» **Exercise**
Output each line from the one that contains "Give me the" to the final line of the data below, exactly, and include nothing else.

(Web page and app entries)
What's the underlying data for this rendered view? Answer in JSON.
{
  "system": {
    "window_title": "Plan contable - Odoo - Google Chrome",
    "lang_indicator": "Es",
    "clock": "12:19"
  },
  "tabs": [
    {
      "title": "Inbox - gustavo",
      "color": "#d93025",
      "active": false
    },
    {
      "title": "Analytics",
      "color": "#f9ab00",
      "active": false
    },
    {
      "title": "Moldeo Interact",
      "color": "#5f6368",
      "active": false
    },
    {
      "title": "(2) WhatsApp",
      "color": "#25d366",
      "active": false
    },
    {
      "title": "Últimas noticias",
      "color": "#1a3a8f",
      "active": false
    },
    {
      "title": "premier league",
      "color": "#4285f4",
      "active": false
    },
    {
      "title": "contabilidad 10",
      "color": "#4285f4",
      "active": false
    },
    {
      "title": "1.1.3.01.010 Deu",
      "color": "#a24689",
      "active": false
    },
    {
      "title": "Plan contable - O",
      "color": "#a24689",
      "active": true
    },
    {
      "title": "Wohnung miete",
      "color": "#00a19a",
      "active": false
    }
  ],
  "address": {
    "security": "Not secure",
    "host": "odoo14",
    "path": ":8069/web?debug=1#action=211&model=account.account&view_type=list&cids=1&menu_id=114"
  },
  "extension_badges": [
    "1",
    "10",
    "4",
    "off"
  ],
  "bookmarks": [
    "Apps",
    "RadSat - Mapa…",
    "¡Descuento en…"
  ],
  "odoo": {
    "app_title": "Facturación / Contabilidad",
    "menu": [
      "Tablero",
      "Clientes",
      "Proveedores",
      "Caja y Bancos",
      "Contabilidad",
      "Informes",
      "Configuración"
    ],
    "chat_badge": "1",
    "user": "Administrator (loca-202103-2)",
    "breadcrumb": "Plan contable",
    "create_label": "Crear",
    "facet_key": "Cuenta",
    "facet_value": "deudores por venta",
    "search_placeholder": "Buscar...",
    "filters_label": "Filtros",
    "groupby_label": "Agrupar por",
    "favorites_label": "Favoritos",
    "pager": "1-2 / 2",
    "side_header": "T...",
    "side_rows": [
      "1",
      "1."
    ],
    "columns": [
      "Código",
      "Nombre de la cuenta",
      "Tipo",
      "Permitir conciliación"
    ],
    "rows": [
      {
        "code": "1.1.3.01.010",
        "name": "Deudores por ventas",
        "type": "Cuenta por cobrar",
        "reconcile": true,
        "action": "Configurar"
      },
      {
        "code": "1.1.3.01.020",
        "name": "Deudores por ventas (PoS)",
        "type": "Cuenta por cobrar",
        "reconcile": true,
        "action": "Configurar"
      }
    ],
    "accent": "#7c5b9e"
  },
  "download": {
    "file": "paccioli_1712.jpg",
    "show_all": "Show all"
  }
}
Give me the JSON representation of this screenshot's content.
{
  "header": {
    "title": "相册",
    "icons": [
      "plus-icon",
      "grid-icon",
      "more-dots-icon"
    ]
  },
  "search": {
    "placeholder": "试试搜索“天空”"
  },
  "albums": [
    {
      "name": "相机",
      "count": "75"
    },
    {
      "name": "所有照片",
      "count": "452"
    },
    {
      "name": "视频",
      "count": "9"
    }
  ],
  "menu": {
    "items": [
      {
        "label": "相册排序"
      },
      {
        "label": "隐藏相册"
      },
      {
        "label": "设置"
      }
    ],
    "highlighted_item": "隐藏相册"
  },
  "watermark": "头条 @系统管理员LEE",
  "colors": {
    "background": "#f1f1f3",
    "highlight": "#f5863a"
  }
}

» **Written response**
Give me the JSON representation of this screenshot's content.
{
  "header": {
    "title": "相册",
    "icons": [
      "plus-icon",
      "grid-icon",
      "more-dots-icon"
    ]
  },
  "search": {
    "placeholder": "试试搜索“天空”"
  },
  "albums": [
    {
      "name": "相机",
      "count": "75"
    },
    {
      "name": "所有照片",
      "count": "452"
    },
    {
      "name": "视频",
      "count": "9"
    }
  ],
  "menu": {
    "items": [
      {
        "label": "相册排序"
      },
      {
        "label": "隐藏相册"
      },
      {
        "label": "设置"
      }
    ],
    "highlighted_item": "隐藏相册"
  },
  "watermark": "头条 @系统管理员LEE",
  "colors": {
    "background": "#f1f1f3",
    "highlight": "#f5863a"
  }
}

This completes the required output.